◆ **What you are asked to do**:
Could you output every record below exactly as it appears?

[Excerpts from an interface dataset]
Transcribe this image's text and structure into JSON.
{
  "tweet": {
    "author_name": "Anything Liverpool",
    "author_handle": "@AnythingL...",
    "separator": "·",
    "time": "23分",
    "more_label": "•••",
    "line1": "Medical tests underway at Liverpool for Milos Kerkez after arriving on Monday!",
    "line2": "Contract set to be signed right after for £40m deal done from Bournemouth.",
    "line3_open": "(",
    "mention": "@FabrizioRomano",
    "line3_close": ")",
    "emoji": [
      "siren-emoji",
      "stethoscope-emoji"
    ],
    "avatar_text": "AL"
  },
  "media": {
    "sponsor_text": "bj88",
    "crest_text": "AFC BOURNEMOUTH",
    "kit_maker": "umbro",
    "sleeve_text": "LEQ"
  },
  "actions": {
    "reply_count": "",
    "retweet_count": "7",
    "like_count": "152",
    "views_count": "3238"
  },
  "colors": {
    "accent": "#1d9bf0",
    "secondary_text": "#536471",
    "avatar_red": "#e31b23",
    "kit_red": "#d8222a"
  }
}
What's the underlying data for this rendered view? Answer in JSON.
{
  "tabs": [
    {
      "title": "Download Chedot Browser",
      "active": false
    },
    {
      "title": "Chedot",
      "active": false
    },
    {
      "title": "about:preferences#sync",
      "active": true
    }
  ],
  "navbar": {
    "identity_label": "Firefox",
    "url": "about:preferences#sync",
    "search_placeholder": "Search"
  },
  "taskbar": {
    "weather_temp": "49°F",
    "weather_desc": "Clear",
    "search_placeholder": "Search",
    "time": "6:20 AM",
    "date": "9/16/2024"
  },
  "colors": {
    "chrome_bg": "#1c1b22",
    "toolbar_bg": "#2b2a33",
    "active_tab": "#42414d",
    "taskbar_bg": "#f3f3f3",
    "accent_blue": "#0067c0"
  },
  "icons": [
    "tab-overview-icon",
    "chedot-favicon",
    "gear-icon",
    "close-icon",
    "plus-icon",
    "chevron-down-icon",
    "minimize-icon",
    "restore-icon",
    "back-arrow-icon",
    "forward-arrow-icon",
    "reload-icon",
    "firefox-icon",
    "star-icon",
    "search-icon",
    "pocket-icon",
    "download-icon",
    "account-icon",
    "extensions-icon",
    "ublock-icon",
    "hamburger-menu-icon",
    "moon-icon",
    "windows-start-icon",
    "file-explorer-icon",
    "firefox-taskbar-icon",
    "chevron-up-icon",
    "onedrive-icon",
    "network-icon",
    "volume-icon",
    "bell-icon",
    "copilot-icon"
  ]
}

◆ **Exercise solution**:
Transcribe this image's text and structure into JSON.
{
  "tweet": {
    "author_name": "Anything Liverpool",
    "author_handle": "@AnythingL...",
    "separator": "·",
    "time": "23分",
    "more_label": "•••",
    "line1": "Medical tests underway at Liverpool for Milos Kerkez after arriving on Monday!",
    "line2": "Contract set to be signed right after for £40m deal done from Bournemouth.",
    "line3_open": "(",
    "mention": "@FabrizioRomano",
    "line3_close": ")",
    "emoji": [
      "siren-emoji",
      "stethoscope-emoji"
    ],
    "avatar_text": "AL"
  },
  "media": {
    "sponsor_text": "bj88",
    "crest_text": "AFC BOURNEMOUTH",
    "kit_maker": "umbro",
    "sleeve_text": "LEQ"
  },
  "actions": {
    "reply_count": "",
    "retweet_count": "7",
    "like_count": "152",
    "views_count": "3238"
  },
  "colors": {
    "accent": "#1d9bf0",
    "secondary_text": "#536471",
    "avatar_red": "#e31b23",
    "kit_red": "#d8222a"
  }
}
What's the underlying data for this rendered view? Answer in JSON.
{
  "tabs": [
    {
      "title": "Download Chedot Browser",
      "active": false
    },
    {
      "title": "Chedot",
      "active": false
    },
    {
      "title": "about:preferences#sync",
      "active": true
    }
  ],
  "navbar": {
    "identity_label": "Firefox",
    "url": "about:preferences#sync",
    "search_placeholder": "Search"
  },
  "taskbar": {
    "weather_temp": "49°F",
    "weather_desc": "Clear",
    "search_placeholder": "Search",
    "time": "6:20 AM",
    "date": "9/16/2024"
  },
  "colors": {
    "chrome_bg": "#1c1b22",
    "toolbar_bg": "#2b2a33",
    "active_tab": "#42414d",
    "taskbar_bg": "#f3f3f3",
    "accent_blue": "#0067c0"
  },
  "icons": [
    "tab-overview-icon",
    "chedot-favicon",
    "gear-icon",
    "close-icon",
    "plus-icon",
    "chevron-down-icon",
    "minimize-icon",
    "restore-icon",
    "back-arrow-icon",
    "forward-arrow-icon",
    "reload-icon",
    "firefox-icon",
    "star-icon",
    "search-icon",
    "pocket-icon",
    "download-icon",
    "account-icon",
    "extensions-icon",
    "ublock-icon",
    "hamburger-menu-icon",
    "moon-icon",
    "windows-start-icon",
    "file-explorer-icon",
    "firefox-taskbar-icon",
    "chevron-up-icon",
    "onedrive-icon",
    "network-icon",
    "volume-icon",
    "bell-icon",
    "copilot-icon"
  ]
}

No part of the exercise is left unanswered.